HGH in Treating Fat Redistribution or Lipodystrophy
Effect of human growth hormone in the treatment of visceral
fat accumulation in HIV infection: interim analysis (abstract 006 at 1st Lipodystrophy
Conference, San Diego, June 29)
Don Kotler and co-investigators reported on a small pilot open-label study to determine the safety and efficacy of recombinant human growth hormone, 6 mg once daily for 6 months, in HIV-infected people with fat redistribution and metabolic alterations. The syndrome of fat redistribution frequently consists of wasting (loss of subcutaneous fat) in the face, arms, and legs. This often is accompanied by increased deposits of fat (visceral fat) in the stomach, enlargement of breasts in women, or fat deposits in other areas such as on the back of the neck called buffalo hump.

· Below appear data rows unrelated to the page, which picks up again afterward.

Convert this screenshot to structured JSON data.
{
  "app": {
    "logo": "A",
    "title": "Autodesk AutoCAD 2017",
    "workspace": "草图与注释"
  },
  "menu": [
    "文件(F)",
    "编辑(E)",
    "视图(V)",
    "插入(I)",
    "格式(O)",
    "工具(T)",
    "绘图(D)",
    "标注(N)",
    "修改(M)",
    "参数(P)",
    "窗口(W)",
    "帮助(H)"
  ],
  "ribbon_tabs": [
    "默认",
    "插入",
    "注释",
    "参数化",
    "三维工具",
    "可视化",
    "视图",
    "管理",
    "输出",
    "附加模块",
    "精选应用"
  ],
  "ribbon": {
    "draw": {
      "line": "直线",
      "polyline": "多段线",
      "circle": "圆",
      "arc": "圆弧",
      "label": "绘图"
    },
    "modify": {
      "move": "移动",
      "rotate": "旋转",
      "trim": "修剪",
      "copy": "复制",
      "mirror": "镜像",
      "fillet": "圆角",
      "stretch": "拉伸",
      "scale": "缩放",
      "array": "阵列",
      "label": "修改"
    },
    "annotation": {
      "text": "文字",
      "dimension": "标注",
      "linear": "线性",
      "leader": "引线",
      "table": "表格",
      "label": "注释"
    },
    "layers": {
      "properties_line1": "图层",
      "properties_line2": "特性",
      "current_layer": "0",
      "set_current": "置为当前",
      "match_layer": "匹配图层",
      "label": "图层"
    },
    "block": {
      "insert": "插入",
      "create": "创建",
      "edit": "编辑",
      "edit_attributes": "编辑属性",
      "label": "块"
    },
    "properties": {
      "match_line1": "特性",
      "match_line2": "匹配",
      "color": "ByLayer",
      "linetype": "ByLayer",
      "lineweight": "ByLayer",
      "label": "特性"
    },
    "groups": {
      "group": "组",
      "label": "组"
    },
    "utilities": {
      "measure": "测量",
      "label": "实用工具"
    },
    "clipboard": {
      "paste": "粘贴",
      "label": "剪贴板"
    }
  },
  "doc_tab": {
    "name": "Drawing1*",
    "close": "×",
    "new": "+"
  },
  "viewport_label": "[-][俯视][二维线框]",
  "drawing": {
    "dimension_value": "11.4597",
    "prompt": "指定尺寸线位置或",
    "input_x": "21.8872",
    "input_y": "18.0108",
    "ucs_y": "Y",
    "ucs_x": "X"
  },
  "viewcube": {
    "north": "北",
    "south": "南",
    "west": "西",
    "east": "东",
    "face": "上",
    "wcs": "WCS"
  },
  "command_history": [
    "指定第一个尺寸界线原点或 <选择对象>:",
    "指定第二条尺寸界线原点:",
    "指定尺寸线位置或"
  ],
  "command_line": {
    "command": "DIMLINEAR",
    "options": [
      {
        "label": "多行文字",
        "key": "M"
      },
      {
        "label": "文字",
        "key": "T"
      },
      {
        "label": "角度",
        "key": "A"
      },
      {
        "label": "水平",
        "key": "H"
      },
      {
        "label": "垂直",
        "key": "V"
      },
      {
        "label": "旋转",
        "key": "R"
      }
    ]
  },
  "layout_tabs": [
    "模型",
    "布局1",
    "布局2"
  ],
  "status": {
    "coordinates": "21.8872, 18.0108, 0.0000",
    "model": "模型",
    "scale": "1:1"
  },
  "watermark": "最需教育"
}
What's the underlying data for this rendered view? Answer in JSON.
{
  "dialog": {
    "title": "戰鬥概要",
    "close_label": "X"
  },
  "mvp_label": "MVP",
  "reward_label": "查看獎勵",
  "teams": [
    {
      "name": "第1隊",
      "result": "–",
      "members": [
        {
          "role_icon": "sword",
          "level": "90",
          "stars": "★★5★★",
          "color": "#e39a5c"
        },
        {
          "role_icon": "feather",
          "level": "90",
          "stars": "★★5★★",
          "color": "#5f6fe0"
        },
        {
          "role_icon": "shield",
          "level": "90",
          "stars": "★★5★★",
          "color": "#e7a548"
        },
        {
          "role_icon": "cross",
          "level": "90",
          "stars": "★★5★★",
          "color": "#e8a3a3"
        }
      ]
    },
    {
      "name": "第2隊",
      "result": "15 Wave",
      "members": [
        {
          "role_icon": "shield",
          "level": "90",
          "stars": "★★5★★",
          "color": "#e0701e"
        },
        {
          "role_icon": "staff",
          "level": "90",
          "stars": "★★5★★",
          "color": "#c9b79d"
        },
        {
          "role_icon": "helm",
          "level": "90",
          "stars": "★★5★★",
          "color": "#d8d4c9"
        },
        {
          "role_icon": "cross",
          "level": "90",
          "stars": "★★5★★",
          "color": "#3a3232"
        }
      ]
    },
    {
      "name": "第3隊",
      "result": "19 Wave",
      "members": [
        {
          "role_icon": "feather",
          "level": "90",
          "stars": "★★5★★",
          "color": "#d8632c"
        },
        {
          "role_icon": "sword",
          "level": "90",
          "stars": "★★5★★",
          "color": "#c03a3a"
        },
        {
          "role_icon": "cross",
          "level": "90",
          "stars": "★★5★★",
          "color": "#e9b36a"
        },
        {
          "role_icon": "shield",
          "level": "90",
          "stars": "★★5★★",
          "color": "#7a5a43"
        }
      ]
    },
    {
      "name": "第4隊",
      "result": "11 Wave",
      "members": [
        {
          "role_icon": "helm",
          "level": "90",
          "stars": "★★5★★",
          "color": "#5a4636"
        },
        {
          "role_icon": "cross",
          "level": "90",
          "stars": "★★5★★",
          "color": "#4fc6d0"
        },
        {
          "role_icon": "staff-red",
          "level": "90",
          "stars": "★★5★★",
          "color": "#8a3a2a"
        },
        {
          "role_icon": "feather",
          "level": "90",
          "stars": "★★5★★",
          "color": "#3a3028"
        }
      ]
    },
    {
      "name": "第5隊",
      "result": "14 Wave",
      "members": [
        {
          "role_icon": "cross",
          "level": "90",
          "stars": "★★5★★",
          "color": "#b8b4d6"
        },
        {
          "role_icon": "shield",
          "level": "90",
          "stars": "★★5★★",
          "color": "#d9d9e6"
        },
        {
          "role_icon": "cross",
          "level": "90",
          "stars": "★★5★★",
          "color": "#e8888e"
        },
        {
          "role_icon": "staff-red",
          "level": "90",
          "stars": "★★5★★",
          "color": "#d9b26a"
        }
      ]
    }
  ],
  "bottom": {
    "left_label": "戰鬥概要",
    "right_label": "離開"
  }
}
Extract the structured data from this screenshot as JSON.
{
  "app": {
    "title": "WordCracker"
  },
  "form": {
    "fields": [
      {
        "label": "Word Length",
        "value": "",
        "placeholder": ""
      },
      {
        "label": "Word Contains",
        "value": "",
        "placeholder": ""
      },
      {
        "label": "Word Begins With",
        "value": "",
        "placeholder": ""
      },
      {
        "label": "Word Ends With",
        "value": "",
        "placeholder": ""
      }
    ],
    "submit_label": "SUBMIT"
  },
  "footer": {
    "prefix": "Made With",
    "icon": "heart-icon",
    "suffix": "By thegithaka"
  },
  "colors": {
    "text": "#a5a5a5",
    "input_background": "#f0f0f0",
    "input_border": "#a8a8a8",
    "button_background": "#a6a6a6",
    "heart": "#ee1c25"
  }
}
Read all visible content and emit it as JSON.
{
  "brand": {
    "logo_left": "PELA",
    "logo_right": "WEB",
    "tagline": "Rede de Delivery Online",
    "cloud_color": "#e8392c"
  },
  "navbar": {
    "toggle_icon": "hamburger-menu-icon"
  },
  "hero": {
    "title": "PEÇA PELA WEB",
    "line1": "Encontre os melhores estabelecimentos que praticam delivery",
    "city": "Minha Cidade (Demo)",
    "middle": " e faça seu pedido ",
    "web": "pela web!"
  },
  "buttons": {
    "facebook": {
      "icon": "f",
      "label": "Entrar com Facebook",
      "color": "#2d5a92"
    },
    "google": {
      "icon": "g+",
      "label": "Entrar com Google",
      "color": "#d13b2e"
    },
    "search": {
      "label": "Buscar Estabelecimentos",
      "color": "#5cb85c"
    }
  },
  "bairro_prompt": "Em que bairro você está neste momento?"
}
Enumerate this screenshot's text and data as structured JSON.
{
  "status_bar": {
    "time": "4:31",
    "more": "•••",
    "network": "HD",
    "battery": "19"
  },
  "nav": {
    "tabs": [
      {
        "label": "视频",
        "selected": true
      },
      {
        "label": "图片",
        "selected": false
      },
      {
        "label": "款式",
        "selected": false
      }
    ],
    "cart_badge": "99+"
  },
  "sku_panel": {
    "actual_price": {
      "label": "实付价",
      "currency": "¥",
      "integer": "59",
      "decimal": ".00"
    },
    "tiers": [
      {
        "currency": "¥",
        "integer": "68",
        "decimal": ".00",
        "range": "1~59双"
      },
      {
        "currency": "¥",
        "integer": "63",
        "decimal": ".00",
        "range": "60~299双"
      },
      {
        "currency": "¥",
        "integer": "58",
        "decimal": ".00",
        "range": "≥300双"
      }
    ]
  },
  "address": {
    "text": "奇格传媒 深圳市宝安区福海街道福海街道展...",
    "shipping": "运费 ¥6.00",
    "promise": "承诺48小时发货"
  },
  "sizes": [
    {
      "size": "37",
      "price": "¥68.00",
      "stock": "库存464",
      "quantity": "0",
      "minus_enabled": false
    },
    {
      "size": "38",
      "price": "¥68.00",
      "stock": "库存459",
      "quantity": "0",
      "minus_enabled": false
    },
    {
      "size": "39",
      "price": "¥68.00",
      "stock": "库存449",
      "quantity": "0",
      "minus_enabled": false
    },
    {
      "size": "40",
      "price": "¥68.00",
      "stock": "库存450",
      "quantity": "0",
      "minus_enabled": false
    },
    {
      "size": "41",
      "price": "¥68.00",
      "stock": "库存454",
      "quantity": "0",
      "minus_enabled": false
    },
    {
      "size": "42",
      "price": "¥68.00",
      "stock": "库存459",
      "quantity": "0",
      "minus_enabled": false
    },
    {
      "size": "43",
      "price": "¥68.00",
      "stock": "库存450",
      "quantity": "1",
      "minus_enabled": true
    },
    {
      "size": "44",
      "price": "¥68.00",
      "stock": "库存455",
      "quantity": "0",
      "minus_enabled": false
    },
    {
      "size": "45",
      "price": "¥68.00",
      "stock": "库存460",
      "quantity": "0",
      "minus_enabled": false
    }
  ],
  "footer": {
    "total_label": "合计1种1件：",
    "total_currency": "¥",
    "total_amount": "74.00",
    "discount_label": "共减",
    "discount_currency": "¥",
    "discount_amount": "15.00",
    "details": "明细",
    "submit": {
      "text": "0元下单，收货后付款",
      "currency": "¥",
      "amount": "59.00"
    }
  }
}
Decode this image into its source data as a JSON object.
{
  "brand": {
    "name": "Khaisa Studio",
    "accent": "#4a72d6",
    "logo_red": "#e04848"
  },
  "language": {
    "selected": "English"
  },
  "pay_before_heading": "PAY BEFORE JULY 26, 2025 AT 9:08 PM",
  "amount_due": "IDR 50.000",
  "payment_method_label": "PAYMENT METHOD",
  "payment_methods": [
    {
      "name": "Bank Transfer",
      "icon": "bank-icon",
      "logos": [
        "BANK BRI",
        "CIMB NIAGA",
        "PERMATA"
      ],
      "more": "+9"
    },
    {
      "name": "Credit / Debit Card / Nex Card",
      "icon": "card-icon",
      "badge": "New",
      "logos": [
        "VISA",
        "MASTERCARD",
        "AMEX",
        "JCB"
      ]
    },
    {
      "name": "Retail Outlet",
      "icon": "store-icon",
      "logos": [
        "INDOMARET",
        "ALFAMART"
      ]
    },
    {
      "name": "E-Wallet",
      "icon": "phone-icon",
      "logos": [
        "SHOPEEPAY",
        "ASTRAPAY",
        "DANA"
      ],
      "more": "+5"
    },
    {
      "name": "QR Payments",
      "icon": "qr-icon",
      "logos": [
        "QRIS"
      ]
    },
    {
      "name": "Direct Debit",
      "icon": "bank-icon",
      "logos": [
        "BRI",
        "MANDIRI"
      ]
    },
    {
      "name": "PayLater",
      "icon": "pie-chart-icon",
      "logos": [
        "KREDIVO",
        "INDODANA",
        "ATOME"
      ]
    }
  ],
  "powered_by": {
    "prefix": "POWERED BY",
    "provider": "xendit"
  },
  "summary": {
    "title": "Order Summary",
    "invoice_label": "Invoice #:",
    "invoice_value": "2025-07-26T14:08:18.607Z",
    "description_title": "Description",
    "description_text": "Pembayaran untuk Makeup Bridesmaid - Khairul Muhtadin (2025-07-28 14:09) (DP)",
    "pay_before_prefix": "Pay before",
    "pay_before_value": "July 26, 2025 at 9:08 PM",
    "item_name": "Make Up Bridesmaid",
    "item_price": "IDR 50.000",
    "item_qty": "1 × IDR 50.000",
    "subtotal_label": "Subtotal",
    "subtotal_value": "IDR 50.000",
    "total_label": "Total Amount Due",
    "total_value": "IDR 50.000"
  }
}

Thirty-six subjects, 26 men and 4 women, have accrued into the study and are being followed.
At baseline, both men and women had -
* increased visceral fat (VAT) of 5.6 compared to subcutaneous fat (SAT) which was 14.4. The average VAT:SAT ratio was 0.39.
After 3 months of follow-up while taking HGH-
* visceral fat decreased by about 50% to 2.8 (n=8). This was quantified by dual x-ray absorbtiometry (DXA) and total body magnetic resonance imaging (MRI).
* subcutaneous fat did not increase. An increase in subcutaneous fat is what is needed to improve the loss of this fat in the face, legs, and arms.
* Fasting triglycerides decreased significantly by 3 months from 423 to 276
* Fasting glucose increased significantly from 91 to 115. Suggesting that if a person has a pre-existing concern about sugar (diabetes in family, elevated glucose) HGH may raise their glucose.
* Serum cholesterol did not change significantly (233 to 204).
* Some joint stiffness was also reported
Kotler concluded that visceral fat decreases during therapy with HGH and did not increase lipids. Lower doses og HGH should be exlored.
A few other studies (Torres & Unger; Mauss) have reported HGH reduces visceral fat abnormally accumulated in stomach or as hump on back of neck in HIV-infected individuals but no benefit has been shown in these studies to peripheral lipodystrophy: wasting of face, arms, legs.
The data from the Kotler study was short-term. Gabe Torres study was not a randomized study but was observational in nature where a small number of patients in his medical practice received HGH for about 6 months to 1-2 years. There was no obsevation of reversal of wasting in the face, arms, or legs, although reduction in fat deposite were observed. There is no indication from prior experience with HGH nor is there a theoretical basis based on the understanding of how HGH works to expect that peripheral wasting would reverse.